> _Instructions to follow_:
Copy out the records below exactly as they appear.

-------- Material for the task

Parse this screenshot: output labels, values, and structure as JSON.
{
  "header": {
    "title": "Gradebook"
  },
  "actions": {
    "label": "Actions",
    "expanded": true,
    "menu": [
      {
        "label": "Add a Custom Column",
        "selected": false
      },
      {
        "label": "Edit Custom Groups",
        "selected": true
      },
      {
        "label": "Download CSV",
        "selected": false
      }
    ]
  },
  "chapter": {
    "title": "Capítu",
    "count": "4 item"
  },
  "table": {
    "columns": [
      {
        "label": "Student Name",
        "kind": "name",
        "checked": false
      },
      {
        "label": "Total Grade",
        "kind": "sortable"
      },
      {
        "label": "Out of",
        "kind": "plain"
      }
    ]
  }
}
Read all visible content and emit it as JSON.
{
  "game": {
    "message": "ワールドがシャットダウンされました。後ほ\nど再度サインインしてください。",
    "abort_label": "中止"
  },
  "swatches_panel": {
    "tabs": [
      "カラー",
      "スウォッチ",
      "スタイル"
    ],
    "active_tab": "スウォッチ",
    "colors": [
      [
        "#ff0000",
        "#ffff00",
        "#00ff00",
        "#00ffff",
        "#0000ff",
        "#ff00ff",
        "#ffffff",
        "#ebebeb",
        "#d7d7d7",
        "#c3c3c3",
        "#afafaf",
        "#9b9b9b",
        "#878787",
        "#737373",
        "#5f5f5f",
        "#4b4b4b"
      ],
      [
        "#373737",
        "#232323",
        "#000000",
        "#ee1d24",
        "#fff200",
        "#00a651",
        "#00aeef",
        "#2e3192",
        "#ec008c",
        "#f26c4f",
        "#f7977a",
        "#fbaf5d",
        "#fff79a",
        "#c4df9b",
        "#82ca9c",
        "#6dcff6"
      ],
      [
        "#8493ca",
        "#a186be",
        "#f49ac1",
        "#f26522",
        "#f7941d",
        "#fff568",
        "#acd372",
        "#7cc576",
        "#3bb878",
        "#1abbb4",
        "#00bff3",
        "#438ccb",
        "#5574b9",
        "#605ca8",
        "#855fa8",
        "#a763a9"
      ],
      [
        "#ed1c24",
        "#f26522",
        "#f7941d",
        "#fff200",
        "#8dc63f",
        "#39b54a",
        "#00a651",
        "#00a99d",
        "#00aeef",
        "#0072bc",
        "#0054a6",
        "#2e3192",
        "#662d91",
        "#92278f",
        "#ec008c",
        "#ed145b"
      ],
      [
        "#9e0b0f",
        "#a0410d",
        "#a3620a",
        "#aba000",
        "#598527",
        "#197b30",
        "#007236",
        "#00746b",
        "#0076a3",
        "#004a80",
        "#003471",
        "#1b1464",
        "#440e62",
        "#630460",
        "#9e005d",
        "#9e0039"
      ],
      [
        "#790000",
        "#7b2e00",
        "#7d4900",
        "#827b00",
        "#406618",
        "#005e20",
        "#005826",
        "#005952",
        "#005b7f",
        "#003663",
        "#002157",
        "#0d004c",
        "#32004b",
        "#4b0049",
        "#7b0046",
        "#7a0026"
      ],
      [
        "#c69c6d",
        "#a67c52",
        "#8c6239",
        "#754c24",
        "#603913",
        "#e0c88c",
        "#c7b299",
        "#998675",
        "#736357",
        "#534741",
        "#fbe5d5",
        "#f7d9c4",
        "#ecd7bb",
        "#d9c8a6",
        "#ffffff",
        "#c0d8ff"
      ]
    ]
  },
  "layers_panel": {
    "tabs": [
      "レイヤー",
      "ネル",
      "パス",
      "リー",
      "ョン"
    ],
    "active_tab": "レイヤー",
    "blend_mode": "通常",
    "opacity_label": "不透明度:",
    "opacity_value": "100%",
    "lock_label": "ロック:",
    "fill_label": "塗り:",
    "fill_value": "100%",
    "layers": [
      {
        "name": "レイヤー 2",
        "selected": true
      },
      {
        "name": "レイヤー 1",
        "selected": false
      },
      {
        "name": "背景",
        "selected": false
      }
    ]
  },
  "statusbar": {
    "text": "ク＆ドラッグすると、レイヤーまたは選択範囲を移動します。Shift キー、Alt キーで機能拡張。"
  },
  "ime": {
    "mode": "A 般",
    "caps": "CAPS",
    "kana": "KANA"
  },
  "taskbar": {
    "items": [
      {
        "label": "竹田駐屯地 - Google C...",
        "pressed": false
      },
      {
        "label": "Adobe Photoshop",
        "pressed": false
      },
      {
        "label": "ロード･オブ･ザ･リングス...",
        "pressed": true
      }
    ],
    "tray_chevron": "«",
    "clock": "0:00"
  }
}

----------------

> _Output for this task_:
Parse this screenshot: output labels, values, and structure as JSON.
{
  "header": {
    "title": "Gradebook"
  },
  "actions": {
    "label": "Actions",
    "expanded": true,
    "menu": [
      {
        "label": "Add a Custom Column",
        "selected": false
      },
      {
        "label": "Edit Custom Groups",
        "selected": true
      },
      {
        "label": "Download CSV",
        "selected": false
      }
    ]
  },
  "chapter": {
    "title": "Capítu",
    "count": "4 item"
  },
  "table": {
    "columns": [
      {
        "label": "Student Name",
        "kind": "name",
        "checked": false
      },
      {
        "label": "Total Grade",
        "kind": "sortable"
      },
      {
        "label": "Out of",
        "kind": "plain"
      }
    ]
  }
}
Read all visible content and emit it as JSON.
{
  "game": {
    "message": "ワールドがシャットダウンされました。後ほ\nど再度サインインしてください。",
    "abort_label": "中止"
  },
  "swatches_panel": {
    "tabs": [
      "カラー",
      "スウォッチ",
      "スタイル"
    ],
    "active_tab": "スウォッチ",
    "colors": [
      [
        "#ff0000",
        "#ffff00",
        "#00ff00",
        "#00ffff",
        "#0000ff",
        "#ff00ff",
        "#ffffff",
        "#ebebeb",
        "#d7d7d7",
        "#c3c3c3",
        "#afafaf",
        "#9b9b9b",
        "#878787",
        "#737373",
        "#5f5f5f",
        "#4b4b4b"
      ],
      [
        "#373737",
        "#232323",
        "#000000",
        "#ee1d24",
        "#fff200",
        "#00a651",
        "#00aeef",
        "#2e3192",
        "#ec008c",
        "#f26c4f",
        "#f7977a",
        "#fbaf5d",
        "#fff79a",
        "#c4df9b",
        "#82ca9c",
        "#6dcff6"
      ],
      [
        "#8493ca",
        "#a186be",
        "#f49ac1",
        "#f26522",
        "#f7941d",
        "#fff568",
        "#acd372",
        "#7cc576",
        "#3bb878",
        "#1abbb4",
        "#00bff3",
        "#438ccb",
        "#5574b9",
        "#605ca8",
        "#855fa8",
        "#a763a9"
      ],
      [
        "#ed1c24",
        "#f26522",
        "#f7941d",
        "#fff200",
        "#8dc63f",
        "#39b54a",
        "#00a651",
        "#00a99d",
        "#00aeef",
        "#0072bc",
        "#0054a6",
        "#2e3192",
        "#662d91",
        "#92278f",
        "#ec008c",
        "#ed145b"
      ],
      [
        "#9e0b0f",
        "#a0410d",
        "#a3620a",
        "#aba000",
        "#598527",
        "#197b30",
        "#007236",
        "#00746b",
        "#0076a3",
        "#004a80",
        "#003471",
        "#1b1464",
        "#440e62",
        "#630460",
        "#9e005d",
        "#9e0039"
      ],
      [
        "#790000",
        "#7b2e00",
        "#7d4900",
        "#827b00",
        "#406618",
        "#005e20",
        "#005826",
        "#005952",
        "#005b7f",
        "#003663",
        "#002157",
        "#0d004c",
        "#32004b",
        "#4b0049",
        "#7b0046",
        "#7a0026"
      ],
      [
        "#c69c6d",
        "#a67c52",
        "#8c6239",
        "#754c24",
        "#603913",
        "#e0c88c",
        "#c7b299",
        "#998675",
        "#736357",
        "#534741",
        "#fbe5d5",
        "#f7d9c4",
        "#ecd7bb",
        "#d9c8a6",
        "#ffffff",
        "#c0d8ff"
      ]
    ]
  },
  "layers_panel": {
    "tabs": [
      "レイヤー",
      "ネル",
      "パス",
      "リー",
      "ョン"
    ],
    "active_tab": "レイヤー",
    "blend_mode": "通常",
    "opacity_label": "不透明度:",
    "opacity_value": "100%",
    "lock_label": "ロック:",
    "fill_label": "塗り:",
    "fill_value": "100%",
    "layers": [
      {
        "name": "レイヤー 2",
        "selected": true
      },
      {
        "name": "レイヤー 1",
        "selected": false
      },
      {
        "name": "背景",
        "selected": false
      }
    ]
  },
  "statusbar": {
    "text": "ク＆ドラッグすると、レイヤーまたは選択範囲を移動します。Shift キー、Alt キーで機能拡張。"
  },
  "ime": {
    "mode": "A 般",
    "caps": "CAPS",
    "kana": "KANA"
  },
  "taskbar": {
    "items": [
      {
        "label": "竹田駐屯地 - Google C...",
        "pressed": false
      },
      {
        "label": "Adobe Photoshop",
        "pressed": false
      },
      {
        "label": "ロード･オブ･ザ･リングス...",
        "pressed": true
      }
    ],
    "tray_chevron": "«",
    "clock": "0:00"
  }
}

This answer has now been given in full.